◆ **Exercise prompt**: Retype every entry below without altering anything.

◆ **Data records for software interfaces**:
↓

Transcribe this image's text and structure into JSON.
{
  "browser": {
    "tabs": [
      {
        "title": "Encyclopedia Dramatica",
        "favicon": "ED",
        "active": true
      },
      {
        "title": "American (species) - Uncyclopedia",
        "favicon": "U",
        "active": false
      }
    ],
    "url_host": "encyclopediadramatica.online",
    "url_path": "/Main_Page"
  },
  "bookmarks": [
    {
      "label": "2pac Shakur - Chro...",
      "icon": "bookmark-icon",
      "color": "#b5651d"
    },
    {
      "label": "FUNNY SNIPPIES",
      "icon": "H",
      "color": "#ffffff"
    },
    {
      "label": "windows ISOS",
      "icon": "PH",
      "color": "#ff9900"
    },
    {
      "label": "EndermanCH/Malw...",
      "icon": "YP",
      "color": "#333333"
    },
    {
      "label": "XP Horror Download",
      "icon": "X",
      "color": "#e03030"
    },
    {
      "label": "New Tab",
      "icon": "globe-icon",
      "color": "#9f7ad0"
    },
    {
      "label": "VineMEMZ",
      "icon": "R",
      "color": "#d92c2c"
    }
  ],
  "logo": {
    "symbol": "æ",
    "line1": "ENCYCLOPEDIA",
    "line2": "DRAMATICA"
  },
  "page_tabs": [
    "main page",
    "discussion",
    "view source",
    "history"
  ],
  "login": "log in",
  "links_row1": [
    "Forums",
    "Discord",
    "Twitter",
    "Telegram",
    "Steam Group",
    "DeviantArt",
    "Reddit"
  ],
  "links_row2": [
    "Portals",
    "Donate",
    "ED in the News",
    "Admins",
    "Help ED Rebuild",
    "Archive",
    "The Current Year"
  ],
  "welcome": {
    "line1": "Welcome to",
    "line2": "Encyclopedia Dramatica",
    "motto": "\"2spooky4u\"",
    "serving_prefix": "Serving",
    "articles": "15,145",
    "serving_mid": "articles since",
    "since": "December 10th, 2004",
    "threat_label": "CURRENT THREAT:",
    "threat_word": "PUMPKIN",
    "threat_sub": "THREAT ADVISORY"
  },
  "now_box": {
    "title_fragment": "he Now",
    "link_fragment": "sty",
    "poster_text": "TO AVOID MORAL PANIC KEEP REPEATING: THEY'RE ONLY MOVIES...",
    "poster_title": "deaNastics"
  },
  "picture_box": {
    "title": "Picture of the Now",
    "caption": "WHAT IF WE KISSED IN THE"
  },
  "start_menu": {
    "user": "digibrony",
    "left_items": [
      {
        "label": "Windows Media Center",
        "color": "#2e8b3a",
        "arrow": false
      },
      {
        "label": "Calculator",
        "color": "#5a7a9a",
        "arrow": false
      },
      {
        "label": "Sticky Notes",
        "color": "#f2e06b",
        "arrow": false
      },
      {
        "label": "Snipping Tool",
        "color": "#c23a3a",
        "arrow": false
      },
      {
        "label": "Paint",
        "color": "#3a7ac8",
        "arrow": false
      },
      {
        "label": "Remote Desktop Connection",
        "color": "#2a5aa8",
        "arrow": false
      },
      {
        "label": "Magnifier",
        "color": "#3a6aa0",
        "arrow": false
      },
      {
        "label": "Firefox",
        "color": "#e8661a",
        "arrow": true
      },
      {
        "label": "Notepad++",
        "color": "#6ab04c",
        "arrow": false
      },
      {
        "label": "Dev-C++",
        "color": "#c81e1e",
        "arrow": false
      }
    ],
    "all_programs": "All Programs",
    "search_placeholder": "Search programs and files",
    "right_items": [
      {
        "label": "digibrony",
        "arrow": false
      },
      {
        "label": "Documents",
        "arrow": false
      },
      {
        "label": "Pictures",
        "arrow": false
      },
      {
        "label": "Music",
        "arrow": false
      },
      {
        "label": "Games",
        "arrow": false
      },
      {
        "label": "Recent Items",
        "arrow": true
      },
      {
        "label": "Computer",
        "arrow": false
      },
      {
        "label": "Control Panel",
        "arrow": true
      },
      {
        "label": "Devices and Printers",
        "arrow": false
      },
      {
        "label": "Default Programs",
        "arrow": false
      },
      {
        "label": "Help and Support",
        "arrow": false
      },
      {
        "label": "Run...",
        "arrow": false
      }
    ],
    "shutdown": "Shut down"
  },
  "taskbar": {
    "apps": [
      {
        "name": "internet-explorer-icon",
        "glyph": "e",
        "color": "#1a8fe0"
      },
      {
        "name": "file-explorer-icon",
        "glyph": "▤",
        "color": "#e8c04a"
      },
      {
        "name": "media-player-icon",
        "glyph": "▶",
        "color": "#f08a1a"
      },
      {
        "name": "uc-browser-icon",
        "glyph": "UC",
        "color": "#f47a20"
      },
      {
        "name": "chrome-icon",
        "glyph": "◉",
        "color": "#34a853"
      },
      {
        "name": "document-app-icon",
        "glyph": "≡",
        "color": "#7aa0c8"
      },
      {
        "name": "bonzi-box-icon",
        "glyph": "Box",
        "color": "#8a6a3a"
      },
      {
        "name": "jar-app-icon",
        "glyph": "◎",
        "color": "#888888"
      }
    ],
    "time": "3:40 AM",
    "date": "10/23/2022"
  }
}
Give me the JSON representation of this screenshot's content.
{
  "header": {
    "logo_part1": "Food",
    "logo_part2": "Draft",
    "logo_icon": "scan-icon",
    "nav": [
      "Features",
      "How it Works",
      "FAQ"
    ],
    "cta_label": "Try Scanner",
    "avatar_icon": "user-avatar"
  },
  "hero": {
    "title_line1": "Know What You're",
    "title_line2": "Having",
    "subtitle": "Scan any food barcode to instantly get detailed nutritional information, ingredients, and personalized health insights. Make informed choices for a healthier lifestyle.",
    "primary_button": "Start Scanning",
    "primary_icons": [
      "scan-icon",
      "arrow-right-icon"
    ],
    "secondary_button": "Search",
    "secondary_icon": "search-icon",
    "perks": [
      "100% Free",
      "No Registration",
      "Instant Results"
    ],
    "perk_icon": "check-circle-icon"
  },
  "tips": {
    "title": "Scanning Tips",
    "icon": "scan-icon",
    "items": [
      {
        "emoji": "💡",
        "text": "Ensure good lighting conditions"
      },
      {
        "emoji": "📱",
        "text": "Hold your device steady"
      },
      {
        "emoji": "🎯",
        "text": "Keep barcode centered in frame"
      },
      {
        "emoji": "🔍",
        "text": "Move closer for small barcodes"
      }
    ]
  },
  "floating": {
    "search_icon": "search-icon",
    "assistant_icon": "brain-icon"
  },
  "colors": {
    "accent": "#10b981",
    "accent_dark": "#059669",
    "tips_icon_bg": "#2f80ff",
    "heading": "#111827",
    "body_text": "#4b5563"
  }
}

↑

◆ **Final answer**:
Transcribe this image's text and structure into JSON.
{
  "browser": {
    "tabs": [
      {
        "title": "Encyclopedia Dramatica",
        "favicon": "ED",
        "active": true
      },
      {
        "title": "American (species) - Uncyclopedia",
        "favicon": "U",
        "active": false
      }
    ],
    "url_host": "encyclopediadramatica.online",
    "url_path": "/Main_Page"
  },
  "bookmarks": [
    {
      "label": "2pac Shakur - Chro...",
      "icon": "bookmark-icon",
      "color": "#b5651d"
    },
    {
      "label": "FUNNY SNIPPIES",
      "icon": "H",
      "color": "#ffffff"
    },
    {
      "label": "windows ISOS",
      "icon": "PH",
      "color": "#ff9900"
    },
    {
      "label": "EndermanCH/Malw...",
      "icon": "YP",
      "color": "#333333"
    },
    {
      "label": "XP Horror Download",
      "icon": "X",
      "color": "#e03030"
    },
    {
      "label": "New Tab",
      "icon": "globe-icon",
      "color": "#9f7ad0"
    },
    {
      "label": "VineMEMZ",
      "icon": "R",
      "color": "#d92c2c"
    }
  ],
  "logo": {
    "symbol": "æ",
    "line1": "ENCYCLOPEDIA",
    "line2": "DRAMATICA"
  },
  "page_tabs": [
    "main page",
    "discussion",
    "view source",
    "history"
  ],
  "login": "log in",
  "links_row1": [
    "Forums",
    "Discord",
    "Twitter",
    "Telegram",
    "Steam Group",
    "DeviantArt",
    "Reddit"
  ],
  "links_row2": [
    "Portals",
    "Donate",
    "ED in the News",
    "Admins",
    "Help ED Rebuild",
    "Archive",
    "The Current Year"
  ],
  "welcome": {
    "line1": "Welcome to",
    "line2": "Encyclopedia Dramatica",
    "motto": "\"2spooky4u\"",
    "serving_prefix": "Serving",
    "articles": "15,145",
    "serving_mid": "articles since",
    "since": "December 10th, 2004",
    "threat_label": "CURRENT THREAT:",
    "threat_word": "PUMPKIN",
    "threat_sub": "THREAT ADVISORY"
  },
  "now_box": {
    "title_fragment": "he Now",
    "link_fragment": "sty",
    "poster_text": "TO AVOID MORAL PANIC KEEP REPEATING: THEY'RE ONLY MOVIES...",
    "poster_title": "deaNastics"
  },
  "picture_box": {
    "title": "Picture of the Now",
    "caption": "WHAT IF WE KISSED IN THE"
  },
  "start_menu": {
    "user": "digibrony",
    "left_items": [
      {
        "label": "Windows Media Center",
        "color": "#2e8b3a",
        "arrow": false
      },
      {
        "label": "Calculator",
        "color": "#5a7a9a",
        "arrow": false
      },
      {
        "label": "Sticky Notes",
        "color": "#f2e06b",
        "arrow": false
      },
      {
        "label": "Snipping Tool",
        "color": "#c23a3a",
        "arrow": false
      },
      {
        "label": "Paint",
        "color": "#3a7ac8",
        "arrow": false
      },
      {
        "label": "Remote Desktop Connection",
        "color": "#2a5aa8",
        "arrow": false
      },
      {
        "label": "Magnifier",
        "color": "#3a6aa0",
        "arrow": false
      },
      {
        "label": "Firefox",
        "color": "#e8661a",
        "arrow": true
      },
      {
        "label": "Notepad++",
        "color": "#6ab04c",
        "arrow": false
      },
      {
        "label": "Dev-C++",
        "color": "#c81e1e",
        "arrow": false
      }
    ],
    "all_programs": "All Programs",
    "search_placeholder": "Search programs and files",
    "right_items": [
      {
        "label": "digibrony",
        "arrow": false
      },
      {
        "label": "Documents",
        "arrow": false
      },
      {
        "label": "Pictures",
        "arrow": false
      },
      {
        "label": "Music",
        "arrow": false
      },
      {
        "label": "Games",
        "arrow": false
      },
      {
        "label": "Recent Items",
        "arrow": true
      },
      {
        "label": "Computer",
        "arrow": false
      },
      {
        "label": "Control Panel",
        "arrow": true
      },
      {
        "label": "Devices and Printers",
        "arrow": false
      },
      {
        "label": "Default Programs",
        "arrow": false
      },
      {
        "label": "Help and Support",
        "arrow": false
      },
      {
        "label": "Run...",
        "arrow": false
      }
    ],
    "shutdown": "Shut down"
  },
  "taskbar": {
    "apps": [
      {
        "name": "internet-explorer-icon",
        "glyph": "e",
        "color": "#1a8fe0"
      },
      {
        "name": "file-explorer-icon",
        "glyph": "▤",
        "color": "#e8c04a"
      },
      {
        "name": "media-player-icon",
        "glyph": "▶",
        "color": "#f08a1a"
      },
      {
        "name": "uc-browser-icon",
        "glyph": "UC",
        "color": "#f47a20"
      },
      {
        "name": "chrome-icon",
        "glyph": "◉",
        "color": "#34a853"
      },
      {
        "name": "document-app-icon",
        "glyph": "≡",
        "color": "#7aa0c8"
      },
      {
        "name": "bonzi-box-icon",
        "glyph": "Box",
        "color": "#8a6a3a"
      },
      {
        "name": "jar-app-icon",
        "glyph": "◎",
        "color": "#888888"
      }
    ],
    "time": "3:40 AM",
    "date": "10/23/2022"
  }
}
Give me the JSON representation of this screenshot's content.
{
  "header": {
    "logo_part1": "Food",
    "logo_part2": "Draft",
    "logo_icon": "scan-icon",
    "nav": [
      "Features",
      "How it Works",
      "FAQ"
    ],
    "cta_label": "Try Scanner",
    "avatar_icon": "user-avatar"
  },
  "hero": {
    "title_line1": "Know What You're",
    "title_line2": "Having",
    "subtitle": "Scan any food barcode to instantly get detailed nutritional information, ingredients, and personalized health insights. Make informed choices for a healthier lifestyle.",
    "primary_button": "Start Scanning",
    "primary_icons": [
      "scan-icon",
      "arrow-right-icon"
    ],
    "secondary_button": "Search",
    "secondary_icon": "search-icon",
    "perks": [
      "100% Free",
      "No Registration",
      "Instant Results"
    ],
    "perk_icon": "check-circle-icon"
  },
  "tips": {
    "title": "Scanning Tips",
    "icon": "scan-icon",
    "items": [
      {
        "emoji": "💡",
        "text": "Ensure good lighting conditions"
      },
      {
        "emoji": "📱",
        "text": "Hold your device steady"
      },
      {
        "emoji": "🎯",
        "text": "Keep barcode centered in frame"
      },
      {
        "emoji": "🔍",
        "text": "Move closer for small barcodes"
      }
    ]
  },
  "floating": {
    "search_icon": "search-icon",
    "assistant_icon": "brain-icon"
  },
  "colors": {
    "accent": "#10b981",
    "accent_dark": "#059669",
    "tips_icon_bg": "#2f80ff",
    "heading": "#111827",
    "body_text": "#4b5563"
  }
}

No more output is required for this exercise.